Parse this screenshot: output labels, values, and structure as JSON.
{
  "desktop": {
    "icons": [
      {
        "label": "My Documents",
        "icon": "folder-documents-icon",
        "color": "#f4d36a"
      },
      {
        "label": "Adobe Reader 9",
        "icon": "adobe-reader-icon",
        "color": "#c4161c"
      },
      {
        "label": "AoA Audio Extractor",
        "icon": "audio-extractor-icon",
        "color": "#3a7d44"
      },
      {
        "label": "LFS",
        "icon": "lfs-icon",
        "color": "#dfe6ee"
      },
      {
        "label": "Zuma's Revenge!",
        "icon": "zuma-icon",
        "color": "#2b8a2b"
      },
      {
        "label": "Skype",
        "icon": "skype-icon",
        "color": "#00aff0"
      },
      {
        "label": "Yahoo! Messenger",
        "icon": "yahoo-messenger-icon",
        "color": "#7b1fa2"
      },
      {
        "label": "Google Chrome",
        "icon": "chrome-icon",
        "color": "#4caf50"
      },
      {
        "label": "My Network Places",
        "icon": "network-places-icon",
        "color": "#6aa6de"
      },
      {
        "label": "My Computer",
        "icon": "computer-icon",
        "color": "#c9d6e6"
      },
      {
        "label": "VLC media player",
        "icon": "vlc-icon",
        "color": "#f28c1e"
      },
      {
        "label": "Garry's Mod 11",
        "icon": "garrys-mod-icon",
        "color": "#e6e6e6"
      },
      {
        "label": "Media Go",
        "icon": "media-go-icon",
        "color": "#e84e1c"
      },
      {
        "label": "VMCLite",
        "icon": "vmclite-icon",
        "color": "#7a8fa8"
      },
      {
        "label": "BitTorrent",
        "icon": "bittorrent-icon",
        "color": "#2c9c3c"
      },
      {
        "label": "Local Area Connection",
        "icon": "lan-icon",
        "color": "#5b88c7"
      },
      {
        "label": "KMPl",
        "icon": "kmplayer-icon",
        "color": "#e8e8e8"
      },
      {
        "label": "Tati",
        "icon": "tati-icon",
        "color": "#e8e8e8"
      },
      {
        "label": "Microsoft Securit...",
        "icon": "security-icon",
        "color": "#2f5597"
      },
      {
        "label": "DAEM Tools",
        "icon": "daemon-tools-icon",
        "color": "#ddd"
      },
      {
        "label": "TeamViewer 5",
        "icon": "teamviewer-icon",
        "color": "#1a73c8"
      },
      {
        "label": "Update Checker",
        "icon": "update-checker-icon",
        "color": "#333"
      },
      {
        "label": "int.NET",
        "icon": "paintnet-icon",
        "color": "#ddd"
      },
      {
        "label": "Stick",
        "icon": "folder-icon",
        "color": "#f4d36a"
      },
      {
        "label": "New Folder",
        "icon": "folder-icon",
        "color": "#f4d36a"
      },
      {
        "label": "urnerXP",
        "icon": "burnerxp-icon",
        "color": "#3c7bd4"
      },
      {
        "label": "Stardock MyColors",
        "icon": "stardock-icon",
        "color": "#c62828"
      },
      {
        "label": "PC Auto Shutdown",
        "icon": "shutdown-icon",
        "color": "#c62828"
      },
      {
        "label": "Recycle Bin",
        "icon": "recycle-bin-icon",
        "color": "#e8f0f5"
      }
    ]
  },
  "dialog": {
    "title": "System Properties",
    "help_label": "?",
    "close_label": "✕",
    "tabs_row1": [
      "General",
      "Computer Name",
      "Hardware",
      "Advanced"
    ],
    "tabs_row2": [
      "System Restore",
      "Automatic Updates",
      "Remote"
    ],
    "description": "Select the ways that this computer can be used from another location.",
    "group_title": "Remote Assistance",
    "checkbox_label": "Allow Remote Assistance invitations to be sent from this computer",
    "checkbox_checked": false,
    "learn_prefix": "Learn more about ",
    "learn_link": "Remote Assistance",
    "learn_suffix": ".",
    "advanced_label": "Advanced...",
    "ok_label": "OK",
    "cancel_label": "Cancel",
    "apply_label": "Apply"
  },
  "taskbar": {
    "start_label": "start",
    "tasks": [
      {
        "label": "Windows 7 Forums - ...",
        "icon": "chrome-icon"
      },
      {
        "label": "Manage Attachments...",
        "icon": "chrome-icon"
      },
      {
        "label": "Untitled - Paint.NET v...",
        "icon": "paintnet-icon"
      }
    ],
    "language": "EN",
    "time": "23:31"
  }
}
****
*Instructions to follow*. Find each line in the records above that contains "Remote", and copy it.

*Output*.
      "Remote"
    "group_title": "Remote Assistance",
    "checkbox_label": "Allow Remote Assistance invitations to be sent from this computer",
    "learn_link": "Remote Assistance",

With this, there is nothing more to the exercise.